In yet another move to attract enterprise customers to its Chrome OS platform, Google on April 28 announced that it has partnered with HP on the Chromebook 13. The HP Chromebook 13, like many of the recent Chrome OS-based devices, is specifically designed with corporate customers in mind. The device comes with a durable, all-metal finish, high-end processing power courtesy of Intel and support for accessories that HP says will provide "pumped-up productivity." The Chromebook 13 is also affordable, and since it's designed for enterprise customers, it comes with the tools and security features IT professionals expect to get for their money. Of course, Chrome OS is no threat to Windows in the enterprise just yet, but the Chromebook 13 is an attractive device that could coax more enterprise IT professionals into taking a closer look at Google's cloud OS. This slide show examines the Chromebook 13 and discusses why companies seeking alternatives to traditional Windows-based notebooks should check out HP's latest Chrome OS notebook model.
In an unusual move by a candidate so far behind in the delegate count, Cruz taps Fiorina in hopes of making it to a contested GOP convention.
A week after the chip maker announced 12,000 job cuts, CEO Brian Krzanich cited Intel's opportunities and the continued strength of Moore's Law.
At an event last week, CEO Brian Krzanich said there has been pushback from some employees to Intel's program for hiring more women and minorities.
Apple Mac users can multitask between native Mac OS apps and Windows or Linux workstation applications through HP RGS.
AMD's net loss amounted to $109 million (GAAP), or 12 cents per share. Nonetheless, the stock price surged 21 percent April 21.
Over the past couple of years, Google has been focusing its Chrome OS sales pitch on the enterprise and education markets, arguing that its platform is a desirable option for companies that want to save some cash and keep customers working in the Google ecosystem. Seeing that Google has considerable success in attracting corporate customers, several PC hardware makers have delivered Chromebooks to win some of that enterprise market share for themselves. On April 21, Acer became another of those hardware makers with the announcement of its Chromebook 14 for Work. The lightweight notebook runs on the Chrome OS and comes with a hardened shell so it can be used outdoors by field service workers. Acer officials emphasize that Chromebook 14 for Work would be a suitable option for companies that are already using or plan to use Google's enterprise services. This slide show takes a look at the features inside the Chromebook 14 for Work to suggest why corporate notebook buyers might consider it a good choice for workplaces.

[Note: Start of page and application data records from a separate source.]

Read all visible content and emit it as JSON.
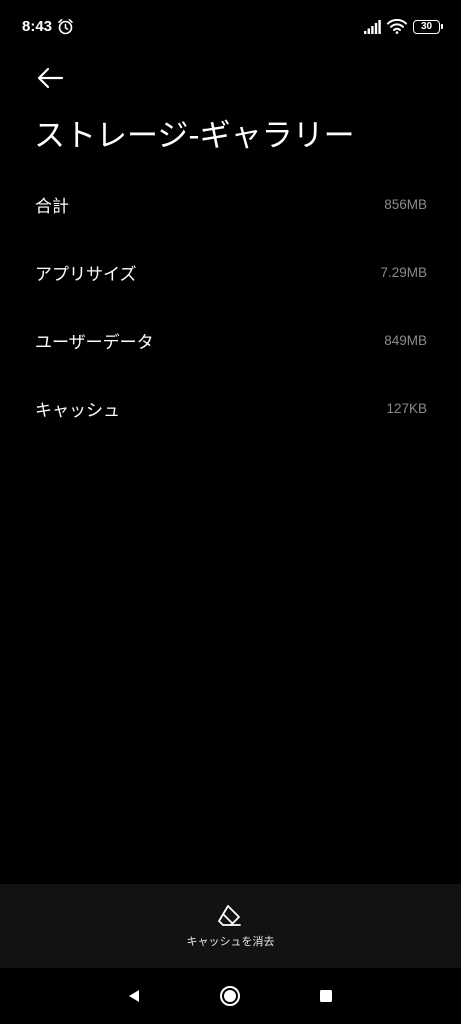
{
  "status_bar": {
    "time": "8:43",
    "battery": "30",
    "icons": [
      "alarm-icon",
      "signal-icon",
      "wifi-icon",
      "battery-icon"
    ]
  },
  "header": {
    "back_icon": "arrow-left-icon",
    "title": "ストレージ-ギャラリー"
  },
  "storage": {
    "items": [
      {
        "label": "合計",
        "value": "856MB"
      },
      {
        "label": "アプリサイズ",
        "value": "7.29MB"
      },
      {
        "label": "ユーザーデータ",
        "value": "849MB"
      },
      {
        "label": "キャッシュ",
        "value": "127KB"
      }
    ]
  },
  "bottom_action": {
    "icon": "eraser-icon",
    "label": "キャッシュを消去"
  },
  "nav": {
    "icons": [
      "nav-back-icon",
      "nav-home-icon",
      "nav-recents-icon"
    ]
  },
  "colors": {
    "background": "#000000",
    "bottom_bar": "#121212",
    "value_text": "#8a8a8a"
  }
}
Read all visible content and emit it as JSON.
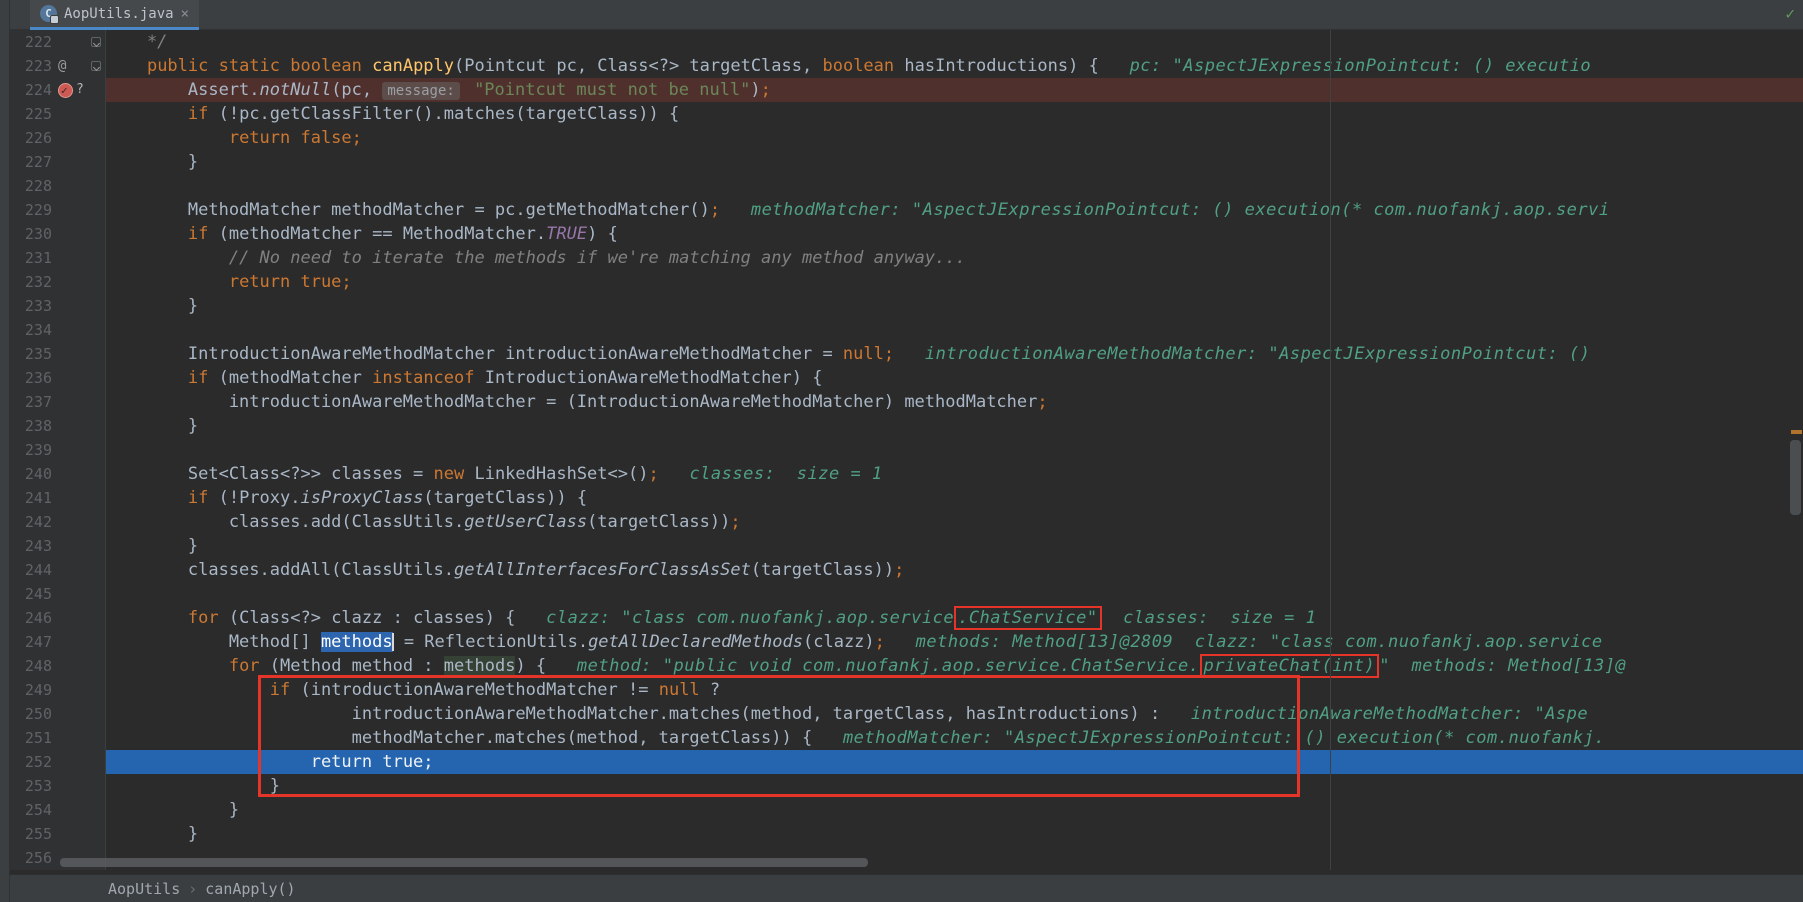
{
  "window": {
    "tab": {
      "title": "AopUtils.java",
      "close_glyph": "×",
      "class_icon_glyph": "C"
    },
    "inspection_ok_glyph": "✓"
  },
  "breadcrumbs": {
    "items": [
      "AopUtils",
      "canApply()"
    ],
    "separator": "›"
  },
  "colors": {
    "editor_bg": "#2b2b2b",
    "gutter_bg": "#2f3133",
    "topbar_bg": "#3c3f41",
    "keyword": "#cc7832",
    "string": "#6a8759",
    "comment": "#808080",
    "hint": "#50a082",
    "annotation_red": "#e53529",
    "exec_line": "#2565b0",
    "breakpoint_line": "#50302d",
    "selection": "#2d65af",
    "tab_underline": "#4a88c7"
  },
  "editor": {
    "lines": [
      {
        "num": 222,
        "icons": [
          {
            "name": "fold-marker-icon"
          }
        ],
        "segs": [
          {
            "t": "    */",
            "c": "cm"
          }
        ]
      },
      {
        "num": 223,
        "icons": [
          {
            "name": "at-icon",
            "glyph": "@"
          },
          {
            "name": "fold-marker-icon"
          }
        ],
        "segs": [
          {
            "t": "    ",
            "c": "d"
          },
          {
            "t": "public static boolean ",
            "c": "k"
          },
          {
            "t": "canApply",
            "c": "m"
          },
          {
            "t": "(Pointcut pc, Class<?> targetClass, ",
            "c": "d"
          },
          {
            "t": "boolean",
            "c": "k"
          },
          {
            "t": " hasIntroductions) {",
            "c": "d"
          },
          {
            "t": "   ",
            "c": "d"
          },
          {
            "t": "pc: \"AspectJExpressionPointcut: () executio",
            "c": "h"
          }
        ]
      },
      {
        "num": 224,
        "bg": "bp",
        "icons": [
          {
            "name": "breakpoint-icon"
          },
          {
            "name": "question-mark-icon",
            "glyph": "?"
          }
        ],
        "segs": [
          {
            "t": "        Assert.",
            "c": "d"
          },
          {
            "t": "notNull",
            "c": "i"
          },
          {
            "t": "(pc, ",
            "c": "d"
          },
          {
            "t": "message:",
            "c": "chip"
          },
          {
            "t": " ",
            "c": "d"
          },
          {
            "t": "\"Pointcut must not be null\"",
            "c": "s"
          },
          {
            "t": ")",
            "c": "d"
          },
          {
            "t": ";",
            "c": "k"
          }
        ]
      },
      {
        "num": 225,
        "segs": [
          {
            "t": "        ",
            "c": "d"
          },
          {
            "t": "if",
            "c": "k"
          },
          {
            "t": " (!pc.getClassFilter().matches(targetClass)) {",
            "c": "d"
          }
        ]
      },
      {
        "num": 226,
        "segs": [
          {
            "t": "            ",
            "c": "d"
          },
          {
            "t": "return false;",
            "c": "k"
          }
        ]
      },
      {
        "num": 227,
        "segs": [
          {
            "t": "        }",
            "c": "d"
          }
        ]
      },
      {
        "num": 228,
        "segs": []
      },
      {
        "num": 229,
        "segs": [
          {
            "t": "        MethodMatcher methodMatcher = pc.getMethodMatcher()",
            "c": "d"
          },
          {
            "t": ";",
            "c": "k"
          },
          {
            "t": "   ",
            "c": "d"
          },
          {
            "t": "methodMatcher: \"AspectJExpressionPointcut: () execution(* com.nuofankj.aop.servi",
            "c": "h"
          }
        ]
      },
      {
        "num": 230,
        "segs": [
          {
            "t": "        ",
            "c": "d"
          },
          {
            "t": "if",
            "c": "k"
          },
          {
            "t": " (methodMatcher == MethodMatcher.",
            "c": "d"
          },
          {
            "t": "TRUE",
            "c": "f"
          },
          {
            "t": ") {",
            "c": "d"
          }
        ]
      },
      {
        "num": 231,
        "segs": [
          {
            "t": "            ",
            "c": "d"
          },
          {
            "t": "// No need to iterate the methods if we're matching any method anyway...",
            "c": "cm"
          }
        ]
      },
      {
        "num": 232,
        "segs": [
          {
            "t": "            ",
            "c": "d"
          },
          {
            "t": "return true;",
            "c": "k"
          }
        ]
      },
      {
        "num": 233,
        "segs": [
          {
            "t": "        }",
            "c": "d"
          }
        ]
      },
      {
        "num": 234,
        "segs": []
      },
      {
        "num": 235,
        "segs": [
          {
            "t": "        IntroductionAwareMethodMatcher introductionAwareMethodMatcher = ",
            "c": "d"
          },
          {
            "t": "null",
            "c": "k"
          },
          {
            "t": ";",
            "c": "k"
          },
          {
            "t": "   ",
            "c": "d"
          },
          {
            "t": "introductionAwareMethodMatcher: \"AspectJExpressionPointcut: ()",
            "c": "h"
          }
        ]
      },
      {
        "num": 236,
        "segs": [
          {
            "t": "        ",
            "c": "d"
          },
          {
            "t": "if",
            "c": "k"
          },
          {
            "t": " (methodMatcher ",
            "c": "d"
          },
          {
            "t": "instanceof",
            "c": "k"
          },
          {
            "t": " IntroductionAwareMethodMatcher) {",
            "c": "d"
          }
        ]
      },
      {
        "num": 237,
        "segs": [
          {
            "t": "            introductionAwareMethodMatcher = (IntroductionAwareMethodMatcher) methodMatcher",
            "c": "d"
          },
          {
            "t": ";",
            "c": "k"
          }
        ]
      },
      {
        "num": 238,
        "segs": [
          {
            "t": "        }",
            "c": "d"
          }
        ]
      },
      {
        "num": 239,
        "segs": []
      },
      {
        "num": 240,
        "segs": [
          {
            "t": "        Set<Class<?>> classes = ",
            "c": "d"
          },
          {
            "t": "new",
            "c": "k"
          },
          {
            "t": " LinkedHashSet<>()",
            "c": "d"
          },
          {
            "t": ";",
            "c": "k"
          },
          {
            "t": "   ",
            "c": "d"
          },
          {
            "t": "classes:  size = 1",
            "c": "h"
          }
        ]
      },
      {
        "num": 241,
        "segs": [
          {
            "t": "        ",
            "c": "d"
          },
          {
            "t": "if",
            "c": "k"
          },
          {
            "t": " (!Proxy.",
            "c": "d"
          },
          {
            "t": "isProxyClass",
            "c": "i"
          },
          {
            "t": "(targetClass)) {",
            "c": "d"
          }
        ]
      },
      {
        "num": 242,
        "segs": [
          {
            "t": "            classes.add(ClassUtils.",
            "c": "d"
          },
          {
            "t": "getUserClass",
            "c": "i"
          },
          {
            "t": "(targetClass))",
            "c": "d"
          },
          {
            "t": ";",
            "c": "k"
          }
        ]
      },
      {
        "num": 243,
        "segs": [
          {
            "t": "        }",
            "c": "d"
          }
        ]
      },
      {
        "num": 244,
        "segs": [
          {
            "t": "        classes.addAll(ClassUtils.",
            "c": "d"
          },
          {
            "t": "getAllInterfacesForClassAsSet",
            "c": "i"
          },
          {
            "t": "(targetClass))",
            "c": "d"
          },
          {
            "t": ";",
            "c": "k"
          }
        ]
      },
      {
        "num": 245,
        "segs": []
      },
      {
        "num": 246,
        "segs": [
          {
            "t": "        ",
            "c": "d"
          },
          {
            "t": "for",
            "c": "k"
          },
          {
            "t": " (Class<?> clazz : classes) {",
            "c": "d"
          },
          {
            "t": "   ",
            "c": "d"
          },
          {
            "t": "clazz: \"class com.nuofankj.aop.service",
            "c": "h"
          },
          {
            "t": ".ChatService\"",
            "c": "hb"
          },
          {
            "t": "  classes:  size = 1",
            "c": "h"
          }
        ]
      },
      {
        "num": 247,
        "segs": [
          {
            "t": "            Method[] ",
            "c": "d"
          },
          {
            "t": "methods",
            "c": "sel",
            "caret": true
          },
          {
            "t": " = ReflectionUtils.",
            "c": "d"
          },
          {
            "t": "getAllDeclaredMethods",
            "c": "i"
          },
          {
            "t": "(clazz)",
            "c": "d"
          },
          {
            "t": ";",
            "c": "k"
          },
          {
            "t": "   ",
            "c": "d"
          },
          {
            "t": "methods: Method[13]@2809  clazz: \"class com.nuofankj.aop.service",
            "c": "h"
          }
        ]
      },
      {
        "num": 248,
        "segs": [
          {
            "t": "            ",
            "c": "d"
          },
          {
            "t": "for",
            "c": "k"
          },
          {
            "t": " (Method method : ",
            "c": "d"
          },
          {
            "t": "methods",
            "c": "idhl"
          },
          {
            "t": ") {",
            "c": "d"
          },
          {
            "t": "   ",
            "c": "d"
          },
          {
            "t": "method: \"public void com.nuofankj.aop.service.ChatService.",
            "c": "h"
          },
          {
            "t": "privateChat(int)",
            "c": "hb"
          },
          {
            "t": "\"  methods: Method[13]@",
            "c": "h"
          }
        ]
      },
      {
        "num": 249,
        "segs": [
          {
            "t": "                ",
            "c": "d"
          },
          {
            "t": "if",
            "c": "k"
          },
          {
            "t": " (introductionAwareMethodMatcher != ",
            "c": "d"
          },
          {
            "t": "null",
            "c": "k"
          },
          {
            "t": " ?",
            "c": "d"
          }
        ]
      },
      {
        "num": 250,
        "segs": [
          {
            "t": "                        introductionAwareMethodMatcher.matches(method, targetClass, hasIntroductions) :",
            "c": "d"
          },
          {
            "t": "   ",
            "c": "d"
          },
          {
            "t": "introductionAwareMethodMatcher: \"Aspe",
            "c": "h"
          }
        ]
      },
      {
        "num": 251,
        "segs": [
          {
            "t": "                        methodMatcher.matches(method, targetClass)) {",
            "c": "d"
          },
          {
            "t": "   ",
            "c": "d"
          },
          {
            "t": "methodMatcher: \"AspectJExpressionPointcut: () execution(* com.nuofankj.",
            "c": "h"
          }
        ]
      },
      {
        "num": 252,
        "bg": "exec",
        "segs": [
          {
            "t": "                    ",
            "c": "d"
          },
          {
            "t": "return true;",
            "c": "x"
          }
        ]
      },
      {
        "num": 253,
        "segs": [
          {
            "t": "                }",
            "c": "d"
          }
        ]
      },
      {
        "num": 254,
        "segs": [
          {
            "t": "            }",
            "c": "d"
          }
        ]
      },
      {
        "num": 255,
        "segs": [
          {
            "t": "        }",
            "c": "d"
          }
        ]
      },
      {
        "num": 256,
        "segs": []
      }
    ]
  }
}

Microsoft announces that the company is ending production of its last-gen game console, more than a decade after it first launched.
Apple's MacBook, an entry-level notebook designed to appeal to people who want a cheaper computer and a high-degree of portability, received some important enhancements on April 19. The device now comes with high-grade Intel processors, improved graphics performance, faster storage and improved battery life. Perhaps most importantly to those who are interested in the computer, it hasn't lost its mobility factor and it's still among the more affordable options in Apple's line of computers. Apple's decision to improve the MacBook is partly due to its desire to keep up with competitors, like Dell and HP, which have recently launched new lightweight notebooks. The company's decision can also be viewed as an acknowledgement that as Apple's iPad business is sputtering and tablets are losing some of their appeal, consumers and enterprise PC buyers are increasingly opting for lightweight notebooks. The MacBook serves that need to great effect. This slide show covers the improvements in Apple's latest MacBook upgrade.
Worldwide PC sales have slipped 10 percent in the last 12 months and continue to recede as companies such as Apple, Samsung and LG keep selling smartphones.
The layoffs, which could come later this month, would add to the turmoil that has surrounded the chip maker over the past year.